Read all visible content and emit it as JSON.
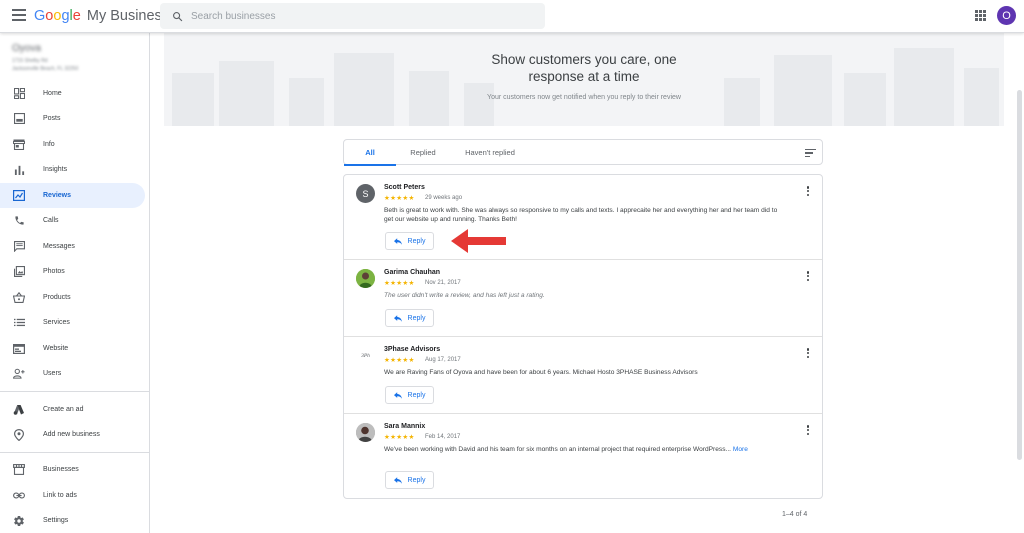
{
  "topbar": {
    "logo_google": "Google",
    "logo_product": "My Business",
    "search_placeholder": "Search businesses",
    "account_initial": "O"
  },
  "sidebar": {
    "business_name": "Oyova",
    "business_address_line1": "1715 Shelby Rd",
    "business_address_line2": "Jacksonville Beach, FL 32250",
    "items": [
      {
        "label": "Home",
        "icon": "dashboard-icon"
      },
      {
        "label": "Posts",
        "icon": "posts-icon"
      },
      {
        "label": "Info",
        "icon": "storefront-icon"
      },
      {
        "label": "Insights",
        "icon": "bar-chart-icon"
      },
      {
        "label": "Reviews",
        "icon": "reviews-icon"
      },
      {
        "label": "Calls",
        "icon": "phone-icon"
      },
      {
        "label": "Messages",
        "icon": "message-icon"
      },
      {
        "label": "Photos",
        "icon": "photos-icon"
      },
      {
        "label": "Products",
        "icon": "basket-icon"
      },
      {
        "label": "Services",
        "icon": "list-icon"
      },
      {
        "label": "Website",
        "icon": "web-icon"
      },
      {
        "label": "Users",
        "icon": "add-user-icon"
      },
      {
        "label": "Create an ad",
        "icon": "google-ads-icon"
      },
      {
        "label": "Add new business",
        "icon": "location-pin-icon"
      },
      {
        "label": "Businesses",
        "icon": "store-icon"
      },
      {
        "label": "Link to ads",
        "icon": "link-icon"
      },
      {
        "label": "Settings",
        "icon": "gear-icon"
      }
    ],
    "active_item": "Reviews"
  },
  "banner": {
    "title_line1": "Show customers you care, one",
    "title_line2": "response at a time",
    "subtitle": "Your customers now get notified when you reply to their review"
  },
  "tabs": [
    {
      "label": "All",
      "active": true
    },
    {
      "label": "Replied",
      "active": false
    },
    {
      "label": "Haven't replied",
      "active": false
    }
  ],
  "reviews": [
    {
      "author": "Scott Peters",
      "avatar_initial": "S",
      "stars": "★★★★★",
      "date": "29 weeks ago",
      "text": "Beth is great to work with. She was always so responsive to my calls and texts. I apprecaite her and everything her and her team did to get our website up and running. Thanks Beth!",
      "reply_label": "Reply"
    },
    {
      "author": "Garima Chauhan",
      "stars": "★★★★★",
      "date": "Nov 21, 2017",
      "text": "The user didn't write a review, and has left just a rating.",
      "reply_label": "Reply"
    },
    {
      "author": "3Phase Advisors",
      "avatar_text": "3Ph",
      "stars": "★★★★★",
      "date": "Aug 17, 2017",
      "text": "We are Raving Fans of Oyova and have been for about 6 years. Michael Hosto 3PHASE Business Advisors",
      "reply_label": "Reply"
    },
    {
      "author": "Sara Mannix",
      "stars": "★★★★★",
      "date": "Feb 14, 2017",
      "text": "We've been working with David and his team for six months on an internal project that required enterprise WordPress...",
      "more_label": "More",
      "reply_label": "Reply"
    }
  ],
  "pagination": "1–4 of 4",
  "colors": {
    "accent": "#1a73e8",
    "star": "#f4b400",
    "active_nav_bg": "#e8f0fe",
    "annotation_arrow": "#e53935"
  }
}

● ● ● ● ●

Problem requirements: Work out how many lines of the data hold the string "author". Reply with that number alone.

Solution for this exercise: 4